Overall, fewer than three-quarters (73%) of dentists owned a private practice in 2021. In 2005, about 85% of dentists owned their practice.
The change in ownership is most notable for dentists under the age of 35. In 2021, only 9.5% of dentists under the age of 30 owned a practice, down from about 25% of dentists in that same age group in 2005.
Similarly, just over one-third (34%) of dentists between the ages of 30 and 34 owned practices in 2021. In 2005, more than half (55%) of dentists in that age group owned a practice.
Practice ownership is generally declining for other age groups, although the drop is not nearly as dramatic among older practice owners. The ADA data show:
- Seventy-three percent of dentists between the ages of 35 and 44 owned a private practice in 2021 versus 86% in 2005.
- Eighty-nine percent of dentists between the ages of 45 and 54 owned a private practice in 2021 versus 94% in 2005.
- Ninety percent of dentists between the ages of 55 and 64 owned a private practice in 2021 versus 90% in 2005.
- Eighty-five percent of dentists age 65 and older owned a private practice in 2021 versus 84% in 2005.
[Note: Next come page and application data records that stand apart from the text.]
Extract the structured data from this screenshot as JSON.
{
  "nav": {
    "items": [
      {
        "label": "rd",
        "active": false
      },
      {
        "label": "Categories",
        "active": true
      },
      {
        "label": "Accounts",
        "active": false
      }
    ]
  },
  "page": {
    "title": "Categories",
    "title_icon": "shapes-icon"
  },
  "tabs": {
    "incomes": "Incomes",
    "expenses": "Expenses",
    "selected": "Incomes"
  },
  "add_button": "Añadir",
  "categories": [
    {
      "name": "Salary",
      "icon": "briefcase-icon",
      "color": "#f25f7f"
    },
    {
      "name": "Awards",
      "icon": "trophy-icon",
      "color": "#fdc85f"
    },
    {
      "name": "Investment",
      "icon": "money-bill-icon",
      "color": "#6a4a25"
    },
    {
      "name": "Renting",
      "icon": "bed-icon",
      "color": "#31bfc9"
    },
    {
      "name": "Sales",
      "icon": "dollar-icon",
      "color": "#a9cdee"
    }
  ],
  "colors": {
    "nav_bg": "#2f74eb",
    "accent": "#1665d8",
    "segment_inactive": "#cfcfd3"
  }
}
The ADA HPI also reported declines in practice ownership by gender, according to an HPI infographic. Practice ownership for female dentists dropped from 68% in 2005 to 60% in 2021, a change of just over 12%. Ownership rates for male dentists also plummeted from 89% in 2005 to 80% in 2021, accounting for a decline of about 9%.